One element of sexual assault that must be proved by the prosecution is the knowledge of the accused that the victim has not given consent to the intercourse and despite this knowledge that there was no consent the accused still persisted in having sexual intercourse with the victim.
One possible defence that may be established to raise a reasonable doubt as to the knowledge of the accused that there was no consent from the victim is the presentation of evidence of a reasonable belief on the part of the accused that the victim had, in fact, given consent.
The defence of reasonable belief as to the presence of consent is logical, credulous and valid in specific circumstances: when the victim knows the accused and has expressed interest in engaging in sexual relations with the accused, for instance. Or if the victim sent the accused text messages cordially inviting the accused to have sexual intercourse; or if the victim sent the accused sexualized, suggestive or provocative photographs of himself or herself; or If when the accused and the victim met, the victim removed some of his or her articles of clothing and began kissing the accused and touching his private parts, these actions can lead the accused to believe that there is consent to the sexual intercourse.
If prior to the sexual intercourse the victim sent the accused emails describing the reactions of her body as she lies in bed thinking of him; if he or she describes engaging in masturbatory acts while thinking of or looking at pictures of the accused and begs him to fulfill his or her sexual desires in person, these are invitations to engage in sexual intercourse.
If after the intercourse between the parties and the victim sent a thank you note or sent flowers or other gifts and tokens of appreciation these can be given in evidence to prove that the accused had a reasonable belief that the victim consented to the sexual intercourse. These cannot be presented to directly prove consent on the part of the victim, of course, but it can be presented to prove the reasonable belief of the accused that consent had in fact been given by the victim.
Disclaimer : This article is just a summary of the subject matter being discussed and should not be regarded as a comprehensive legal advice for you to defend yourself alone.

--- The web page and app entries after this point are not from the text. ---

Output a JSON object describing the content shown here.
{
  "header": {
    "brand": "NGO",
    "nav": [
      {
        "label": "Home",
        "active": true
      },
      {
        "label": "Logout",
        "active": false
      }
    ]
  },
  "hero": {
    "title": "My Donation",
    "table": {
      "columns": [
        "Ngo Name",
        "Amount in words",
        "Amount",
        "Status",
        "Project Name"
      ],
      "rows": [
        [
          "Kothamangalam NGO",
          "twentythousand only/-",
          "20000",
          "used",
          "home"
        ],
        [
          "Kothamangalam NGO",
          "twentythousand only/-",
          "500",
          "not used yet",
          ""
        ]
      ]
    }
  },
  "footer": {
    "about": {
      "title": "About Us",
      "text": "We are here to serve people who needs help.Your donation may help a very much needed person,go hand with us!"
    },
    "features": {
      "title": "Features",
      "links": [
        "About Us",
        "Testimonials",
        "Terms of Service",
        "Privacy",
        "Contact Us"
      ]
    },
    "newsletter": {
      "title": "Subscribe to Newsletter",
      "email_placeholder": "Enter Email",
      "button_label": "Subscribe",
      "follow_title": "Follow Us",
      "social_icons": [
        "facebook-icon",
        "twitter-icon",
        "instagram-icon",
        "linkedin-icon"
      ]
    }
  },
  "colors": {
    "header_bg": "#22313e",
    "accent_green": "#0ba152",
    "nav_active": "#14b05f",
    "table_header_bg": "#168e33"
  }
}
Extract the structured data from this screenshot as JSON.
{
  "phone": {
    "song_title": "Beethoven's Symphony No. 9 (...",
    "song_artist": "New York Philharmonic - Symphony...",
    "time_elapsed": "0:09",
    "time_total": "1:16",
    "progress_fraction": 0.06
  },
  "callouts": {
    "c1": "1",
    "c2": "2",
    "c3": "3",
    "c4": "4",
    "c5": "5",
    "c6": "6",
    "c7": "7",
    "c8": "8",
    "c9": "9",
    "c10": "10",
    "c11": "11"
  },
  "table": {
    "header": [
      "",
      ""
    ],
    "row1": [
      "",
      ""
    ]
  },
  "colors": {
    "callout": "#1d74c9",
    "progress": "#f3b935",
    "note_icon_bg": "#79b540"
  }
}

If you are charged with criminal offences, it is recommended that you seek legal assistance from criminal lawyers.